The introduction of stakeholder pensions is just one driver of change in the UK pension market and it is hard to isolate it from other factors such as demographic changes, employment patterns, the technology revolution, changes in the family unit and other social and economic trends.
In a paper I gave recently at the Institute of Economic Affairs' life insurance conference, I dwelt on changes in consumer awareness and attitudes, as well as the personal accountability of individuals. I suggested that the Government's reforms will not meet their objectives of encouraging private pension provision unless we change public perceptions about pensions.
To stimulate this change, the industry and the Government need to work together to build a culture where individuals understand the need to save and have confidence in simple, flexible and value-for-money pensions.
Moreover, they need access to good advice when it suits them. Changing public perception is as much about education and quality ofcommunication as it is about making a range of new funding vehicles available.
While the industry now knows a lot more about the extent of Government reforms, some of the outstanding issues are ones that will potentially have a major impact on public perception:
The key messages of the Government's communication programme with employers and the public.
The resolution of the concurrency debate and the need to take steps to avoid the fragmentation of pensions as job mobility increases.
The regulation of the sales process and extent to which this will meet consumers' needs and expectations for a simpler product proposition.
Stronger incentives for individuals to save for their longer-term financial needs and how to overcome the disincentive to save created by the minimum income guarantee.
Having said that, let me paint a picture that assumes the Government manages to embed its stakeholder pension reforms fully so thepublic is aware of and has confidence in simple, flexible and value-for-money pensions. What will be the impact on existing methods ofprovision? In this scenario, I strongly believe stakeholder pensions will become the archetypal benchmark for pension products. Other propositions will be judged against them.
The impact of stakeholder is likely to depend on whether the alternatives offers clearer advantages to the consumer or the employer in the areas of product features and service, the quality of customer communications, employeebenefit design and, very important, advice.I should point out this is just one possibleoutcome designed to stimulate thought.
Let us consider personal pensions first. A stakeholder pension is a personal pension that satisfies the minimum standards prescribed by the DSS. All the simplifications in the tax regime for stakeholder pensions apply equally to personal pensions except that personal pensions written before April 2001 can include waiver and flexible life cover.
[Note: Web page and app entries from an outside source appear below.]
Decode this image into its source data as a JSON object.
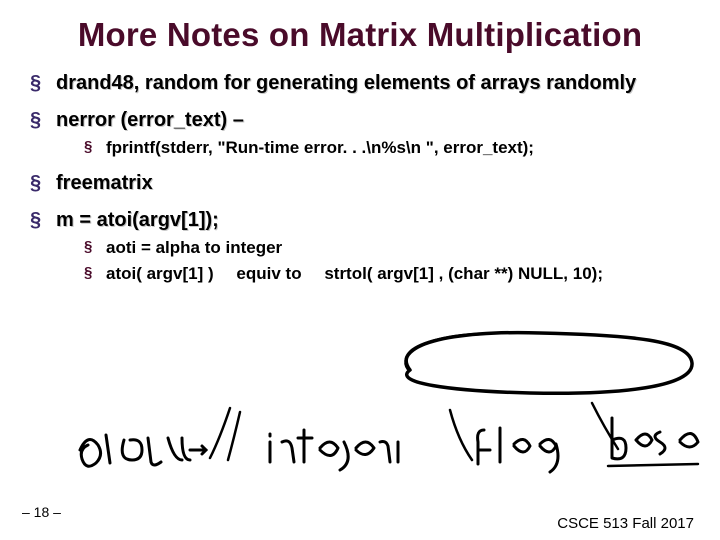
{
  "title": "More Notes on Matrix Multiplication",
  "bullets": {
    "b1": "drand48, random for generating elements of arrays randomly",
    "b2": "nerror (error_text) –",
    "b2_sub1": "fprintf(stderr, \"Run-time error. . .\\n%s\\n \", error_text);",
    "b3": "freematrix",
    "b4": "m = atoi(argv[1]);",
    "b4_sub1": "aoti = alpha to integer",
    "b4_sub2a": "atoi( argv[1] )",
    "b4_sub2_equiv": "equiv to",
    "b4_sub2b": "strtol( argv[1] , (char **) NULL, 10);"
  },
  "footer": {
    "left": "– 18 –",
    "right": "CSCE 513 Fall 2017"
  },
  "handwriting": {
    "w1": "alpha",
    "w2": "integer",
    "w3": "flag",
    "w4": "base"
  }
}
For stakeholder pensions, unless advice is provided within the 1 per cent charge cap, it has to be a separate contract with income tax and VAT implications.
Private pensions will be a strong growth market as a result of increased public awareness. This has to be good news for personal pensions, especially as I do not expect individuals and their advisers to draw up separate contracts, given the inherent tax implications. However, I would expect some stakeholder providers to offer what the FSA would regard as adequate advice for many circumstances within the 1 per cent charge.
Personal pensions with charges greater than 1 per cent will, therefore, be aimed at individuals who need and value more personal advice or those who seek other features that they value. The good news is that research suggests there are many people who do need and value the personal service associated with quality advice.
Nevertheless, there are two other important factors that should be borne in mind – the powerful influences of the media and regulators. The consumer press and the regulators have started to show considerable bias in favour of stakeholder pensions, labelling personal pensions as expensive, inflexible and complicated.
These trends really began two years before the proposed introduction of stakeholder pensions, with RU64 being the most obvious manifestation so far. Do we really expect these trends to change in the run up to and after April 2001? I will leave you to form your own judgement.
Next week, Jerry Barnfield will look at the impact of stakeholder on group personal pensions and occupational pension schemes.